Hardest Year of High School: How hard students find their school years
BY LUCIA CORREA
With constant new students entering CCHS as freshmen, sophomores and juniors working up the ranks and seniors getting ready for graduation, the common question rests: what year of high school is the hardest?
The usual impression is that junior year is the hardest, due to SAT testing and wrapping up most of one’s graduation requirements, and then senior year is the easiest because usually by then you have everything wrapped up and are ready for college.
“Freshman and senior year are probably the easiest years,” sophomore Anthony Scholl said. “Cause that’s when you start and leave high school and usually you wanna end high school with easier classes.”
While this may be true for some, many freshmen hit the ground running by taking Advanced Placement (AP) and Cambridge Advanced International Certificate of Education (AICE) courses to get scholarships and a high GPA.
“I am taking AICE General Paper this year and plan to take more AICE classes in the future,” freshman Alexa Zamora said. “I’m hoping to get all the stressful classes out of the way before senior year so it will be an easy year.”
“This year I took AICE General Paper and AP Human Geography,” freshman Ella Shuch said.

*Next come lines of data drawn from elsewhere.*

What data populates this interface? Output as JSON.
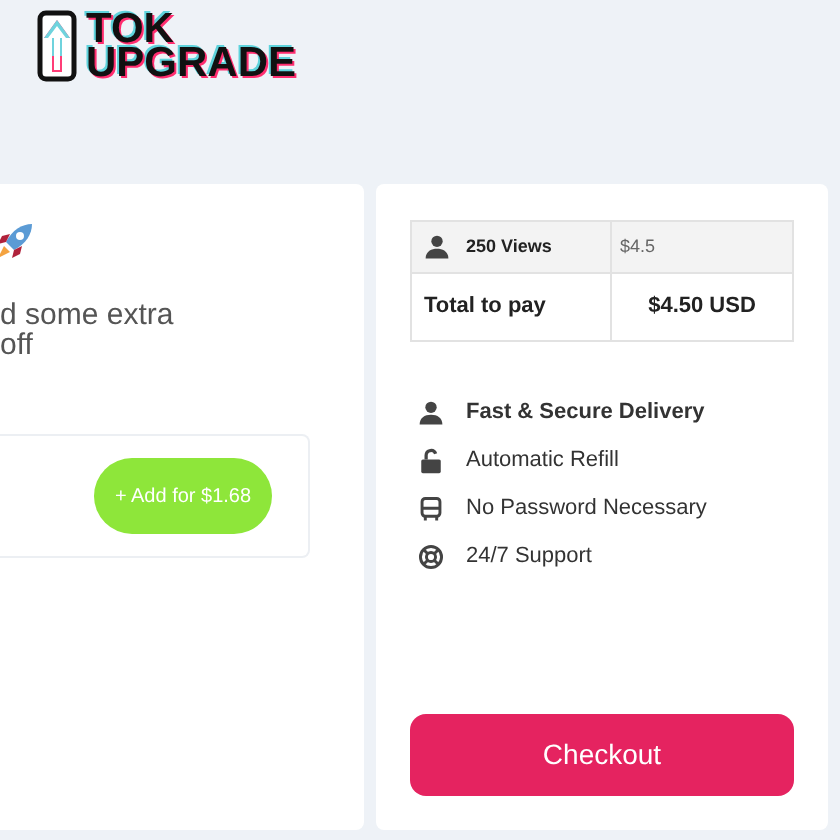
{
  "logo": {
    "line_1": "TOK",
    "line_2": "UPGRADE"
  },
  "promo": {
    "text_line_1": "d some extra",
    "text_line_2": "off",
    "add_button": "+ Add for $1.68"
  },
  "order": {
    "rows": [
      {
        "kind": "item",
        "label": "250 Views",
        "value": "$4.5"
      },
      {
        "kind": "total",
        "label": "Total to pay",
        "value": "$4.50 USD"
      }
    ]
  },
  "features": [
    {
      "kind": "user",
      "label": "Fast & Secure Delivery",
      "bold": true
    },
    {
      "kind": "lock",
      "label": "Automatic Refill",
      "bold": false
    },
    {
      "kind": "bus",
      "label": "No Password Necessary",
      "bold": false
    },
    {
      "kind": "support",
      "label": "24/7 Support",
      "bold": false
    }
  ],
  "checkout_button": "Checkout"
}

“It’s definitely the hardest year I’ve had so far; however, I expect each year to be harder.”
Agreeing with how it just keeps on getting harder is junior Niya Spigner who is currently taking AP History, AP Biology, AP Language, and AICE Business.
“I think this year is the hardest because of all the AP classes, it’s a lot of work,” Spigner said.
There are also those who accept the challenge in order to do better academically and be open to future academic opportunities.
“I plan on taking the most advanced classes I’m eligible [for],” junior Emanuelle Menendez said.
“So, I doubt it’s gonna be as easy as staying on the yellow brick road.”
Moving on to senior year, there are mixed feelings on how hard it’ll be.
“I think senior year will be both the hardest and easiest,” Shuch said. “It’s the last step in the education plan we’ve always mapped out for us.”
Although some students are not taking any more advanced classes, they find the school year to be stressful enough as it is.
“I don’t take AP or AICE classes,” Scholl said. “I sometimes can feel overwhelmed though, especially with tests and work.”
Moving on to those graduating in a few months, seniors are starting to feel the coercion of dealing with classes, starting college soon and paying for it.
“Except for Ceramics, all my courses are advanced and all the pressure of applying to college and scholarships doesn’t help either,” senior Alejandra Flores said.
“I thought that when you are applying for college all that matters is the GPA and test scores, but no, you also need a lot of AP classes and I mean a lot,” Flores said. “Nobody told me that, so I’m upset; they should inform us better.”
Even though there are all these assumptions on which year will be the easiest or hardest, in the end it depends on what students decide and how they face it.
“It’s hard, but not impossible to do,” Menendez said. “So this school year may be challenging, but not impossible to overcome.”